Giving to Charities Online

It's the season of giving and for many that means more than just giving to family and loved ones. In a recent poll, more than 70 percent of Americans said they plan to give to charity this holiday season. As Bill Stamps reports all it takes to give these days is just a few clicks on the computer.
Whether the country is going through good times or bad financially, Americans have always been known for helping out their fellow man during the holiday season. Some stick dollar bills and coins in the Salvation Army's Red Kettle, others write check to their favorite charities. But these days, more and more givers are logging onto the internet.

"All you have to do is have a working computer, or Blackberry, or whatever you can use to access our website and make a donation."

That's Bettsy Ballard with the Houston Food Bank. She says most of their donations come from checks in the mail, but the number of people using their online service is increasing.

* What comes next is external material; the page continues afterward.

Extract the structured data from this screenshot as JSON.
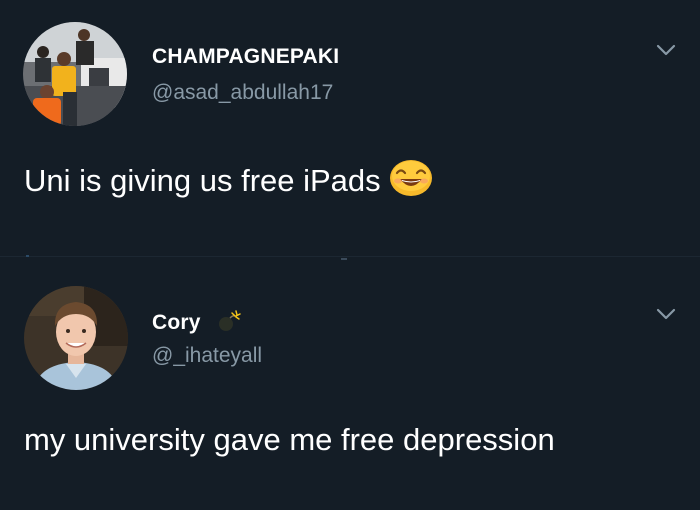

"In general, on any given month, about 130 people or so donate through are website, which is just wonderful. We’re so grateful for that."

Ballard says in the month of November the Food Bank received almost five times as many online donations as they have in the past.

Andrea Fineman works for Interfaith Ministries, which runs the Meals On Wheels program for seniors. She says they’re also seeing more people donate online.

"We do send out letters about Interfaith Ministries and we do send out some emails and people can donate to us either through a check or online."

Not all charities are seeing a big surge in online activity. Thao Costis runs SEARCH Homeless Services in downtown Houston. She says they’ve tried Facebook and other sites but so far they just aren’t getting many donations by way of the internet.

"If we’re not making or asking for a specific activity or a specific event it's not intuitive for people, so we don’t get that much traffic."

The poll that showed more than 70 percent of Americans plan to donate to charity this year also shows the majority of givers plan to donate more than 100 dollars. That’s good news to Houston charities who say they need all the help they can get.